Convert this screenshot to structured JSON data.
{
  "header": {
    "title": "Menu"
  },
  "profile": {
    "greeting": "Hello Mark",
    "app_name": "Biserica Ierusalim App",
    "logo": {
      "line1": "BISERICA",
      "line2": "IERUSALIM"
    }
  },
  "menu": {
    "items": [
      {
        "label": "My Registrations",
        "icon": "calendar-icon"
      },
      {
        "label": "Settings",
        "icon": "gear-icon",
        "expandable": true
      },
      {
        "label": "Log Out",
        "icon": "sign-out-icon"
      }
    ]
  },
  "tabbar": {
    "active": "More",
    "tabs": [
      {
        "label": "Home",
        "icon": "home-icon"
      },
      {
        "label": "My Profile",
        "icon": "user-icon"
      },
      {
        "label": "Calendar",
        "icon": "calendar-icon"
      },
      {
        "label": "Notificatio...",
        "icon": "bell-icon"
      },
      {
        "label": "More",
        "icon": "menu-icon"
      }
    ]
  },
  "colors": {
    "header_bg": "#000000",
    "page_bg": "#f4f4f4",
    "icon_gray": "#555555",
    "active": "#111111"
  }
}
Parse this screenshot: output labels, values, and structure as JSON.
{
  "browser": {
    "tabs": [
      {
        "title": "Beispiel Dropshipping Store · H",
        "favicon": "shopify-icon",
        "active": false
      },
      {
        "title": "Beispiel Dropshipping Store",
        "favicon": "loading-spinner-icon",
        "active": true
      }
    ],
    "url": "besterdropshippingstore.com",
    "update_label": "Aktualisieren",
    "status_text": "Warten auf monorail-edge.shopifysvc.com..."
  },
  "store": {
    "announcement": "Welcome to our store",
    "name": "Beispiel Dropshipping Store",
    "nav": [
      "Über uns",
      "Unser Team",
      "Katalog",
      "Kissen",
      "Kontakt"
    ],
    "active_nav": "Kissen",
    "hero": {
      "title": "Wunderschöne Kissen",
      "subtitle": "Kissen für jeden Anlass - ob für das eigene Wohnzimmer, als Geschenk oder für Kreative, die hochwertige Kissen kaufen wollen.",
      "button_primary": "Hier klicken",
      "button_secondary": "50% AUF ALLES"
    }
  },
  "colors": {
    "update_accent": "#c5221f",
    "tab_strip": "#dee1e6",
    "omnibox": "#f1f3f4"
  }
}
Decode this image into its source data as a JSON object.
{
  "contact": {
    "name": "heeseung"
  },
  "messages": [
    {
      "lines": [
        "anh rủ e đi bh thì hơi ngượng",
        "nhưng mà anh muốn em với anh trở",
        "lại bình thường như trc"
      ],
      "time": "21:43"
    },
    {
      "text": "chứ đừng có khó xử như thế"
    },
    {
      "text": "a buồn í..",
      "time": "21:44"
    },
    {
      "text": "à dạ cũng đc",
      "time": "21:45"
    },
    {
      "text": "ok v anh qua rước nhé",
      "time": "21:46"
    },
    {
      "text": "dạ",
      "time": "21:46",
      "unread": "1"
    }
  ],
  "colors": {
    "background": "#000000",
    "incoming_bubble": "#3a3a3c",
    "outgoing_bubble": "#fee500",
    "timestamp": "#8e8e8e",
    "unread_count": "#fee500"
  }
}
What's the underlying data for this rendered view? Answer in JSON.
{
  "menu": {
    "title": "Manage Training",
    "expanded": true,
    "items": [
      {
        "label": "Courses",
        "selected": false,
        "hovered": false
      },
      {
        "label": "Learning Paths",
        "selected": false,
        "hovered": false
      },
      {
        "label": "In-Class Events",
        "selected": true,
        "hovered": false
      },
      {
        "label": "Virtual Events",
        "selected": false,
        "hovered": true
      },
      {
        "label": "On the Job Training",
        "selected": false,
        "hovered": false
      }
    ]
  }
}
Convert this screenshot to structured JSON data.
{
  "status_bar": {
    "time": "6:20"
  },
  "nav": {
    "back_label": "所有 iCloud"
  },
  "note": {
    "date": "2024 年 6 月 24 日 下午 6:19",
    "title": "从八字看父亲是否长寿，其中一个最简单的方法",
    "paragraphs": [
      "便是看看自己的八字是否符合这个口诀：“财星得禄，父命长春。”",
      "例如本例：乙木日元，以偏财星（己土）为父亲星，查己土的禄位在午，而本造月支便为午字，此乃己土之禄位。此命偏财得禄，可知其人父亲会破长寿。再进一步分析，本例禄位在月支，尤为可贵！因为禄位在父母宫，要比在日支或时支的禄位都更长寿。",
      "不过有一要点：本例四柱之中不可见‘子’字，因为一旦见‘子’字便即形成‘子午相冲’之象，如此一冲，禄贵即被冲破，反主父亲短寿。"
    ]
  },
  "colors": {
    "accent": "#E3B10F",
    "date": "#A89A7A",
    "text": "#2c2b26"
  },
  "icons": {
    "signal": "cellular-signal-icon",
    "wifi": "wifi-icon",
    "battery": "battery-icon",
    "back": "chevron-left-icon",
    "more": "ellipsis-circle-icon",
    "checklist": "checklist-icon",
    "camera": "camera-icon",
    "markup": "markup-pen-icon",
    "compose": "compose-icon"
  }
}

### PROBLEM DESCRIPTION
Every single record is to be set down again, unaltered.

### WRITTEN RESPONSE
Convert this screenshot to structured JSON data.
{
  "header": {
    "title": "Menu"
  },
  "profile": {
    "greeting": "Hello Mark",
    "app_name": "Biserica Ierusalim App",
    "logo": {
      "line1": "BISERICA",
      "line2": "IERUSALIM"
    }
  },
  "menu": {
    "items": [
      {
        "label": "My Registrations",
        "icon": "calendar-icon"
      },
      {
        "label": "Settings",
        "icon": "gear-icon",
        "expandable": true
      },
      {
        "label": "Log Out",
        "icon": "sign-out-icon"
      }
    ]
  },
  "tabbar": {
    "active": "More",
    "tabs": [
      {
        "label": "Home",
        "icon": "home-icon"
      },
      {
        "label": "My Profile",
        "icon": "user-icon"
      },
      {
        "label": "Calendar",
        "icon": "calendar-icon"
      },
      {
        "label": "Notificatio...",
        "icon": "bell-icon"
      },
      {
        "label": "More",
        "icon": "menu-icon"
      }
    ]
  },
  "colors": {
    "header_bg": "#000000",
    "page_bg": "#f4f4f4",
    "icon_gray": "#555555",
    "active": "#111111"
  }
}
Parse this screenshot: output labels, values, and structure as JSON.
{
  "browser": {
    "tabs": [
      {
        "title": "Beispiel Dropshipping Store · H",
        "favicon": "shopify-icon",
        "active": false
      },
      {
        "title": "Beispiel Dropshipping Store",
        "favicon": "loading-spinner-icon",
        "active": true
      }
    ],
    "url": "besterdropshippingstore.com",
    "update_label": "Aktualisieren",
    "status_text": "Warten auf monorail-edge.shopifysvc.com..."
  },
  "store": {
    "announcement": "Welcome to our store",
    "name": "Beispiel Dropshipping Store",
    "nav": [
      "Über uns",
      "Unser Team",
      "Katalog",
      "Kissen",
      "Kontakt"
    ],
    "active_nav": "Kissen",
    "hero": {
      "title": "Wunderschöne Kissen",
      "subtitle": "Kissen für jeden Anlass - ob für das eigene Wohnzimmer, als Geschenk oder für Kreative, die hochwertige Kissen kaufen wollen.",
      "button_primary": "Hier klicken",
      "button_secondary": "50% AUF ALLES"
    }
  },
  "colors": {
    "update_accent": "#c5221f",
    "tab_strip": "#dee1e6",
    "omnibox": "#f1f3f4"
  }
}
Decode this image into its source data as a JSON object.
{
  "contact": {
    "name": "heeseung"
  },
  "messages": [
    {
      "lines": [
        "anh rủ e đi bh thì hơi ngượng",
        "nhưng mà anh muốn em với anh trở",
        "lại bình thường như trc"
      ],
      "time": "21:43"
    },
    {
      "text": "chứ đừng có khó xử như thế"
    },
    {
      "text": "a buồn í..",
      "time": "21:44"
    },
    {
      "text": "à dạ cũng đc",
      "time": "21:45"
    },
    {
      "text": "ok v anh qua rước nhé",
      "time": "21:46"
    },
    {
      "text": "dạ",
      "time": "21:46",
      "unread": "1"
    }
  ],
  "colors": {
    "background": "#000000",
    "incoming_bubble": "#3a3a3c",
    "outgoing_bubble": "#fee500",
    "timestamp": "#8e8e8e",
    "unread_count": "#fee500"
  }
}
What's the underlying data for this rendered view? Answer in JSON.
{
  "menu": {
    "title": "Manage Training",
    "expanded": true,
    "items": [
      {
        "label": "Courses",
        "selected": false,
        "hovered": false
      },
      {
        "label": "Learning Paths",
        "selected": false,
        "hovered": false
      },
      {
        "label": "In-Class Events",
        "selected": true,
        "hovered": false
      },
      {
        "label": "Virtual Events",
        "selected": false,
        "hovered": true
      },
      {
        "label": "On the Job Training",
        "selected": false,
        "hovered": false
      }
    ]
  }
}
Convert this screenshot to structured JSON data.
{
  "status_bar": {
    "time": "6:20"
  },
  "nav": {
    "back_label": "所有 iCloud"
  },
  "note": {
    "date": "2024 年 6 月 24 日 下午 6:19",
    "title": "从八字看父亲是否长寿，其中一个最简单的方法",
    "paragraphs": [
      "便是看看自己的八字是否符合这个口诀：“财星得禄，父命长春。”",
      "例如本例：乙木日元，以偏财星（己土）为父亲星，查己土的禄位在午，而本造月支便为午字，此乃己土之禄位。此命偏财得禄，可知其人父亲会破长寿。再进一步分析，本例禄位在月支，尤为可贵！因为禄位在父母宫，要比在日支或时支的禄位都更长寿。",
      "不过有一要点：本例四柱之中不可见‘子’字，因为一旦见‘子’字便即形成‘子午相冲’之象，如此一冲，禄贵即被冲破，反主父亲短寿。"
    ]
  },
  "colors": {
    "accent": "#E3B10F",
    "date": "#A89A7A",
    "text": "#2c2b26"
  },
  "icons": {
    "signal": "cellular-signal-icon",
    "wifi": "wifi-icon",
    "battery": "battery-icon",
    "back": "chevron-left-icon",
    "more": "ellipsis-circle-icon",
    "checklist": "checklist-icon",
    "camera": "camera-icon",
    "markup": "markup-pen-icon",
    "compose": "compose-icon"
  }
}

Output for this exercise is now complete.